(Hat Tip – Cong. Bill Cassidy via Twitter)
A summary of the Senate Energy Bill, which will likely be debated on the Senate Floor tomorrow, is summarized and analyzed here. It is essentially another federal bureaucracy that generates a CBO estimated $22.2billion in gross revenue offset by $20.5billion in costs, of which $14billion will be litigation costs to defend lawsuits resulting from the taxes it contains.
But it does not contain carbon cap language, and it does not impose mandatory levels of electric generation from “green” fuels. We won’t be surprised to see those resurrected during a lame duck session in November and December.
The bill contains a great deal of language addressing drilling on the Outer Continental Shelf, perhaps an attempt to suggest such drilling will be allowed, though the permitting procedures, inspection requirements, and safety impositions will certainly diminish, if not completely block, such activities. Safety impositions include a requirement that the Chief Executive Officer of rig operating companies certify compliance with all safety regulations.
It also removes any limit of liability in the event of an incident, thus making it virtually impossible for smaller exploration companies to obtain insurance.
It also includes requirements that all drilling rigs to be built, owned and operated in the United States, which offers protectionism for union labor and will effectively drive away much drilling activity.
Of the $22.2billion in gross, $1.7billion net, revenue, $900million is allocated annually to the Land and Water Conservation Fund, and $150million each year to the Historic Preservation Fund. Neither of these allocations would require further appropriation, both would be subject to the authority of Congress to determine eligibility of the activities on which the funds are spent, and neither provides any protection from their becoming Congressional earmarks.
The bill also makes provisions for environmental restoration of the Gulf Coast, but offers no allocation of funds for those activities.

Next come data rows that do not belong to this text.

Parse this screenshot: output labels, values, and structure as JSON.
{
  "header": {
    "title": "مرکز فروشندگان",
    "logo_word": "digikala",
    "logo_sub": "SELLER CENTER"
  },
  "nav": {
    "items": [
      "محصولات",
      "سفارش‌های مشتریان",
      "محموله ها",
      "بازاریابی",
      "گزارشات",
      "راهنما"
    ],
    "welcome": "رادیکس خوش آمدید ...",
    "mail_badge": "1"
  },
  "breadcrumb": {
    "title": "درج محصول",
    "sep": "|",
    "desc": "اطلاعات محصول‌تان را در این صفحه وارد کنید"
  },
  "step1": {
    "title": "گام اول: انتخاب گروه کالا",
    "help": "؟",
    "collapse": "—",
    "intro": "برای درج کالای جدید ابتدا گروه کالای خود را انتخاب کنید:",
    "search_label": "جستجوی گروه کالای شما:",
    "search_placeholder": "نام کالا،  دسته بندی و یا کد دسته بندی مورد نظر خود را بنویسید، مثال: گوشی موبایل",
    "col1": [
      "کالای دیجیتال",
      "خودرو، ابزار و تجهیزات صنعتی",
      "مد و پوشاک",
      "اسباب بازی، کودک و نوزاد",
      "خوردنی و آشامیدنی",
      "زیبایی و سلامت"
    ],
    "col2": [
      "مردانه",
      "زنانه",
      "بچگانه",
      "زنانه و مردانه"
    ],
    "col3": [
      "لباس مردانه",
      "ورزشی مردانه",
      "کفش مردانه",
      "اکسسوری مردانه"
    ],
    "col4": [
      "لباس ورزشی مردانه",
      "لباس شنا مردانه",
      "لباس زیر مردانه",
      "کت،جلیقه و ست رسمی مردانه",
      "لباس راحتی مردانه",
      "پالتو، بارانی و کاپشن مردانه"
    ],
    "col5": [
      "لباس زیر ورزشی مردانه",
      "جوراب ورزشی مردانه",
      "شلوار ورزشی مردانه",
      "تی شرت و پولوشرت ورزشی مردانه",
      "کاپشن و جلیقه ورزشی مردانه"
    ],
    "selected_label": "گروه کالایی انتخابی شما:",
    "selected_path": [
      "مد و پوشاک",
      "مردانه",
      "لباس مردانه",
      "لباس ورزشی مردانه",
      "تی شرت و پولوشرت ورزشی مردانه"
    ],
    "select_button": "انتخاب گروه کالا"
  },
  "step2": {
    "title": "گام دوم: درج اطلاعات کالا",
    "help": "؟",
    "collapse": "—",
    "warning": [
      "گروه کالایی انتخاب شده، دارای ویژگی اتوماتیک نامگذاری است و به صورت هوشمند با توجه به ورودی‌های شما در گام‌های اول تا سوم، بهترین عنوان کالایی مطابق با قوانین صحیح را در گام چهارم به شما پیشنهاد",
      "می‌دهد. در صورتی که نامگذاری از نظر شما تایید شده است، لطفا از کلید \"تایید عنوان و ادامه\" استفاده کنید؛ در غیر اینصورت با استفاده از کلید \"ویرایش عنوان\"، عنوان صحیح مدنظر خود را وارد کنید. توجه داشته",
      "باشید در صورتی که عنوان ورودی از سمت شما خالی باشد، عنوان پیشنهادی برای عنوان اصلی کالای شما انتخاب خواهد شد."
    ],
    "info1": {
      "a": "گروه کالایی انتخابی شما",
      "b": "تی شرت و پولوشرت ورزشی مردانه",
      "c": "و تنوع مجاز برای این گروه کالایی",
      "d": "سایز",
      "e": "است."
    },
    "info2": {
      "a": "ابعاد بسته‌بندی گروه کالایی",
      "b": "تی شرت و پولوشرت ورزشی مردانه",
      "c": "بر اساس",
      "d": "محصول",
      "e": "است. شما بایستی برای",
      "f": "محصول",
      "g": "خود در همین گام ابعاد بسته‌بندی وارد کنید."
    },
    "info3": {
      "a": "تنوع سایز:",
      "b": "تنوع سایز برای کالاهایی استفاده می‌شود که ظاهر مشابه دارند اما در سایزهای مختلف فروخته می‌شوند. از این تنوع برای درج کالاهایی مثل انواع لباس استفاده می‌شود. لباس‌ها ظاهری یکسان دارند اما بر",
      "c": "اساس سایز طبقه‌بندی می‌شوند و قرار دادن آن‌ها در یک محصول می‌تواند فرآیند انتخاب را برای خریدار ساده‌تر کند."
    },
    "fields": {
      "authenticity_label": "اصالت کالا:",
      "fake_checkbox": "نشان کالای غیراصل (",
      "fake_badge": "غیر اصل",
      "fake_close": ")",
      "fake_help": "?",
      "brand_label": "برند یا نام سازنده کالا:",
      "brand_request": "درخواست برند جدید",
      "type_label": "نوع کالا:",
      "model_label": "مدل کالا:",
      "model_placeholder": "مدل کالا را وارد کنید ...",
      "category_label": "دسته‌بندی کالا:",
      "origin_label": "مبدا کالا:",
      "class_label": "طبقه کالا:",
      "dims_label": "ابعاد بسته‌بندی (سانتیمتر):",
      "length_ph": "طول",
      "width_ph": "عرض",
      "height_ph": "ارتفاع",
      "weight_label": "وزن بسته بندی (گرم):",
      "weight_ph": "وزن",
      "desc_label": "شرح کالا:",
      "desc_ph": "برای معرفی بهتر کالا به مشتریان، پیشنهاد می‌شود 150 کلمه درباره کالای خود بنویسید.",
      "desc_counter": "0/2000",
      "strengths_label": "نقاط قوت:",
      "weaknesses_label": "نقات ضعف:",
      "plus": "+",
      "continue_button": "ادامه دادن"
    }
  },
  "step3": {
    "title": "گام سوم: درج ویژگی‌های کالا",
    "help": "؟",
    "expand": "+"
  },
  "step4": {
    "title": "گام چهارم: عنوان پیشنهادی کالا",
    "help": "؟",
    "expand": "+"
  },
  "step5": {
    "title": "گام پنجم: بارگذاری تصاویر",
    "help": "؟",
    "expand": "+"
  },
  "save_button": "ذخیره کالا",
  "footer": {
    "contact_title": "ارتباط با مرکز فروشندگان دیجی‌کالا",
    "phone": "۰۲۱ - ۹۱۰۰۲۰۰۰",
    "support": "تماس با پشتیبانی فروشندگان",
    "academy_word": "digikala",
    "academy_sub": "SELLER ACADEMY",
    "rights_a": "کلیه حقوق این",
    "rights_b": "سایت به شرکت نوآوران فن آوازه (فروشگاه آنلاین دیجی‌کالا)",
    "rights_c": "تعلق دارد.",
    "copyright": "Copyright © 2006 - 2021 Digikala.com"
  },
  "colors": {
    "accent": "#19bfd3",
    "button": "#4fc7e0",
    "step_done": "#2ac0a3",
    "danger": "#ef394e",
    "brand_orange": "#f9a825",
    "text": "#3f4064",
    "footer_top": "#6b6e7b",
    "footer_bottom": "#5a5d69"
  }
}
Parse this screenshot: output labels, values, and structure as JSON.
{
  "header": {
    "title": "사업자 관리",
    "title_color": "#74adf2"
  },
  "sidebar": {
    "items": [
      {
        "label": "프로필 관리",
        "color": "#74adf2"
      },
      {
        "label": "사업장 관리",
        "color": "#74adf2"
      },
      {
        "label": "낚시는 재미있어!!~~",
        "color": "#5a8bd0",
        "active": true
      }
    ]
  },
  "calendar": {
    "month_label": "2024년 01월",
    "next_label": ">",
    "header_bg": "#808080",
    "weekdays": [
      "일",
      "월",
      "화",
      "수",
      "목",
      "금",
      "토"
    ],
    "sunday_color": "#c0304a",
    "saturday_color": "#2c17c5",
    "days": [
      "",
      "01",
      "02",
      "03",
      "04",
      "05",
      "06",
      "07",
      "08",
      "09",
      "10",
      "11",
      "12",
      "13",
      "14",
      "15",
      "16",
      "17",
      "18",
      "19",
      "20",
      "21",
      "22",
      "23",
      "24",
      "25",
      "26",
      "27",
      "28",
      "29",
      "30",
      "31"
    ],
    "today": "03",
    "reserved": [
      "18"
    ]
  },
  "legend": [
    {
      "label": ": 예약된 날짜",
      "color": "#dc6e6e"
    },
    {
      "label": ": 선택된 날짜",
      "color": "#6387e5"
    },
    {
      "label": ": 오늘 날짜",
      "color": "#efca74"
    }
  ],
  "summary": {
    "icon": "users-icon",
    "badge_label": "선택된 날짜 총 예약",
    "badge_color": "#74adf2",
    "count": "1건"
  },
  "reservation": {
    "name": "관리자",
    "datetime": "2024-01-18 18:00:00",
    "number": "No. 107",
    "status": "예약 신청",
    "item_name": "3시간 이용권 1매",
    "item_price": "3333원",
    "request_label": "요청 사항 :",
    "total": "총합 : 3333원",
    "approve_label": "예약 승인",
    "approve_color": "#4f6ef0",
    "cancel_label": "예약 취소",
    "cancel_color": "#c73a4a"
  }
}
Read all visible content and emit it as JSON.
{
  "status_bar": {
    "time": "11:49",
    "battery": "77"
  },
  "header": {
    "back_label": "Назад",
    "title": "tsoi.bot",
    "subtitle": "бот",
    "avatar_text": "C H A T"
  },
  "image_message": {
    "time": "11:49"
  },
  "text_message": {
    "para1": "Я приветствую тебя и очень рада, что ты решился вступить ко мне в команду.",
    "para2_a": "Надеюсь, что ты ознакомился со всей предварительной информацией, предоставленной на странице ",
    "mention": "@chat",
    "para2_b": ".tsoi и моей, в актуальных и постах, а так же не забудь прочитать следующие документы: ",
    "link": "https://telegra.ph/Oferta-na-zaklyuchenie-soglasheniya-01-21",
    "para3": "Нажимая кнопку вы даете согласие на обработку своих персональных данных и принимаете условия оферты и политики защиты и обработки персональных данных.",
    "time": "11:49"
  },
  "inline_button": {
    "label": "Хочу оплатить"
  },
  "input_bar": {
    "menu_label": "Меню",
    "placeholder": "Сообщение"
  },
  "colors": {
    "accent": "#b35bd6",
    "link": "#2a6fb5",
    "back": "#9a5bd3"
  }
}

Where do the revenues come from? In addition to royalties from the leasing of federal land, the bill creates a new tax of $2 per barrel of oil and $0.20 per million BTU of natural gas produced, taxes which will inevitably be borne by the consumer.
This legislation will also effectively extend the Obamoratium indefinitely, as it increases taxes and regulation, allows the approval process for new exploration plans to be extended indefinitely, and imposes the aforementioned unlimited liability.
Lastly, though this is by no means a complete assessment of the legislation, the bill imposes its regulations on leases on state land, thus encroaching on the rights of the states to regulate drilling activity on their lands.
The bill does not include an amendment offered by Cong. Cassidy that would have created an independent body of technical experts from the engineering and science community to investigate the Deepwater Horizon catastrophe. Democrats ripped that amendment out, because Captain Kickass has his own investigatory body of expert left-wing environmentalists (with no technical knowledge and a predisposition to oppose offshore drilling. As Natural Resources Committee Ranking Member Doc Hastings (R-WA) said after that committee unanimously passed Cassidy’s amendment,
There is widespread agreement that no member of the President’s Commission possesses technical expertise in oil drilling, and several are on the record in opposition to offshore drilling and support a moratorium that will cost thousands of jobs.
This is not good legislation. The Deepwater Horizon failures certainly need to be investigated and learned from so technology and safety can be improved. Safety inspections likely need to be increased in frequency and intensity. But legislation that creates an estimated $14billion in new litigation is not the way to do it. This bill only helps union labor, trial lawyers, and pork loving politicians, while hurting the oil and gas industry and the American consumer of energy.
Oh, and before our more radical readers begin slinging mud about our inability to embrace anything the Obama administration attempts to do; the regulations and
bureaucratic restrictions apply to the creation of renewable energy facilities, such as solar and wind farms, on federal lands, just as they apply to oil and gas.